(HOW TO COMPLETE THIS TASK) From the first line to the last, copy the material exactly and leave the pictures out.

(MATERIAL TO PROCESS)
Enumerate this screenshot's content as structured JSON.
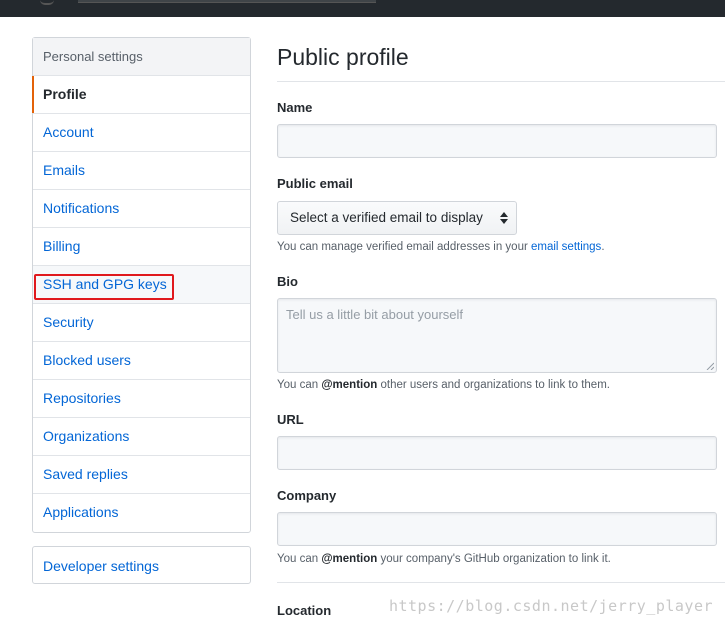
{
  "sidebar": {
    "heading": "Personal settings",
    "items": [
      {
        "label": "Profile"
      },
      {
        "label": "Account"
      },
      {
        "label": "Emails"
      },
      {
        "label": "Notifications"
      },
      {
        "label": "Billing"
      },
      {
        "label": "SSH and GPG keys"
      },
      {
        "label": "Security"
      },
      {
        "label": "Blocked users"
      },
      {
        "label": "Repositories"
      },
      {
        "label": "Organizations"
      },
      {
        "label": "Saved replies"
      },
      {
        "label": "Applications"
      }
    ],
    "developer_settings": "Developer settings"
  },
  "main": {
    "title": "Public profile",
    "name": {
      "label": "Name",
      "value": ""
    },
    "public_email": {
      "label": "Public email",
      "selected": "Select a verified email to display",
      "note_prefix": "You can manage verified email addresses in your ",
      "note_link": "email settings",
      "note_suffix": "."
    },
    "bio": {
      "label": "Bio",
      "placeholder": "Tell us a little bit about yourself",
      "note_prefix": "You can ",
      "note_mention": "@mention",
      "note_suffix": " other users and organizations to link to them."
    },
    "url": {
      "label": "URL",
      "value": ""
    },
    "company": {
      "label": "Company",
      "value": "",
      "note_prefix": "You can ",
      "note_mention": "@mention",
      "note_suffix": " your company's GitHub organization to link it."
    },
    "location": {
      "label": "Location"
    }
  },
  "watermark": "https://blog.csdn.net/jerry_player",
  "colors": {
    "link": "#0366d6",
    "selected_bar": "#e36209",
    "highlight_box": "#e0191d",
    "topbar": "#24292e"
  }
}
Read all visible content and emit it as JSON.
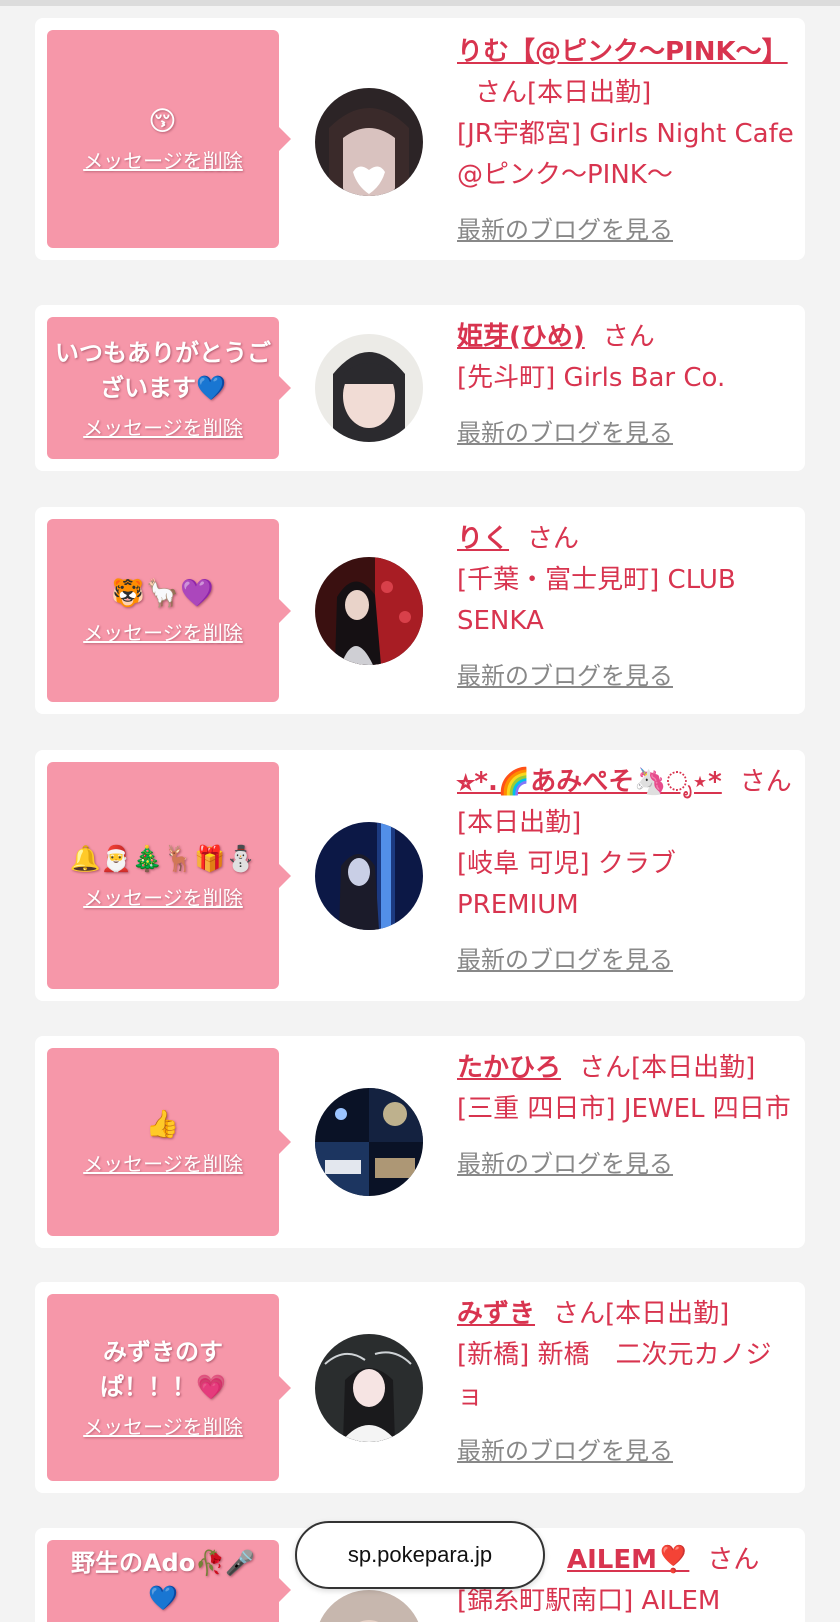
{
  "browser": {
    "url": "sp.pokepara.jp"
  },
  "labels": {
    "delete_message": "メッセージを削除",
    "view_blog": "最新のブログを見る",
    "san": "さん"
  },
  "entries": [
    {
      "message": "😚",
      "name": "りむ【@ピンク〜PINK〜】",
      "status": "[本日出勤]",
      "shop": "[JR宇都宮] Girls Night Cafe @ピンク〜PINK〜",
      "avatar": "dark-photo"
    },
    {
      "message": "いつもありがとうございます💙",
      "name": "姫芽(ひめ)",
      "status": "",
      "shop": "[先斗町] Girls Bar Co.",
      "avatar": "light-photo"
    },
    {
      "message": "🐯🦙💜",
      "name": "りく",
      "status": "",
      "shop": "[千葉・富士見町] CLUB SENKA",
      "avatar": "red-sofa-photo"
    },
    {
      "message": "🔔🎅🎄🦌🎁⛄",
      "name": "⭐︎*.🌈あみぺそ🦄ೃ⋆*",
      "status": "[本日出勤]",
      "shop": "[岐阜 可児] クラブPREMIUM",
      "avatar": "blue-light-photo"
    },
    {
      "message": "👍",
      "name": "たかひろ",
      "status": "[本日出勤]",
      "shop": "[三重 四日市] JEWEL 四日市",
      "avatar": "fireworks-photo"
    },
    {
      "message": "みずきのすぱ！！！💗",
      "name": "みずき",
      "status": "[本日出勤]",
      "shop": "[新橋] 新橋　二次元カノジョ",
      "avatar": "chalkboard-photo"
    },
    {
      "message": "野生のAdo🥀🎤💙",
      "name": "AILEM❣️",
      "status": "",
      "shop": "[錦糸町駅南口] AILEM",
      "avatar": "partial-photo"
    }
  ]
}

(FINAL ANSWER)
Enumerate this screenshot's content as structured JSON.
{
  "sidebar": {
    "heading": "Personal settings",
    "items": [
      {
        "label": "Profile"
      },
      {
        "label": "Account"
      },
      {
        "label": "Emails"
      },
      {
        "label": "Notifications"
      },
      {
        "label": "Billing"
      },
      {
        "label": "SSH and GPG keys"
      },
      {
        "label": "Security"
      },
      {
        "label": "Blocked users"
      },
      {
        "label": "Repositories"
      },
      {
        "label": "Organizations"
      },
      {
        "label": "Saved replies"
      },
      {
        "label": "Applications"
      }
    ],
    "developer_settings": "Developer settings"
  },
  "main": {
    "title": "Public profile",
    "name": {
      "label": "Name",
      "value": ""
    },
    "public_email": {
      "label": "Public email",
      "selected": "Select a verified email to display",
      "note_prefix": "You can manage verified email addresses in your ",
      "note_link": "email settings",
      "note_suffix": "."
    },
    "bio": {
      "label": "Bio",
      "placeholder": "Tell us a little bit about yourself",
      "note_prefix": "You can ",
      "note_mention": "@mention",
      "note_suffix": " other users and organizations to link to them."
    },
    "url": {
      "label": "URL",
      "value": ""
    },
    "company": {
      "label": "Company",
      "value": "",
      "note_prefix": "You can ",
      "note_mention": "@mention",
      "note_suffix": " your company's GitHub organization to link it."
    },
    "location": {
      "label": "Location"
    }
  },
  "watermark": "https://blog.csdn.net/jerry_player",
  "colors": {
    "link": "#0366d6",
    "selected_bar": "#e36209",
    "highlight_box": "#e0191d",
    "topbar": "#24292e"
  }
}
Read all visible content and emit it as JSON.
{
  "browser": {
    "url": "sp.pokepara.jp"
  },
  "labels": {
    "delete_message": "メッセージを削除",
    "view_blog": "最新のブログを見る",
    "san": "さん"
  },
  "entries": [
    {
      "message": "😚",
      "name": "りむ【@ピンク〜PINK〜】",
      "status": "[本日出勤]",
      "shop": "[JR宇都宮] Girls Night Cafe @ピンク〜PINK〜",
      "avatar": "dark-photo"
    },
    {
      "message": "いつもありがとうございます💙",
      "name": "姫芽(ひめ)",
      "status": "",
      "shop": "[先斗町] Girls Bar Co.",
      "avatar": "light-photo"
    },
    {
      "message": "🐯🦙💜",
      "name": "りく",
      "status": "",
      "shop": "[千葉・富士見町] CLUB SENKA",
      "avatar": "red-sofa-photo"
    },
    {
      "message": "🔔🎅🎄🦌🎁⛄",
      "name": "⭐︎*.🌈あみぺそ🦄ೃ⋆*",
      "status": "[本日出勤]",
      "shop": "[岐阜 可児] クラブPREMIUM",
      "avatar": "blue-light-photo"
    },
    {
      "message": "👍",
      "name": "たかひろ",
      "status": "[本日出勤]",
      "shop": "[三重 四日市] JEWEL 四日市",
      "avatar": "fireworks-photo"
    },
    {
      "message": "みずきのすぱ！！！💗",
      "name": "みずき",
      "status": "[本日出勤]",
      "shop": "[新橋] 新橋　二次元カノジョ",
      "avatar": "chalkboard-photo"
    },
    {
      "message": "野生のAdo🥀🎤💙",
      "name": "AILEM❣️",
      "status": "",
      "shop": "[錦糸町駅南口] AILEM",
      "avatar": "partial-photo"
    }
  ]
}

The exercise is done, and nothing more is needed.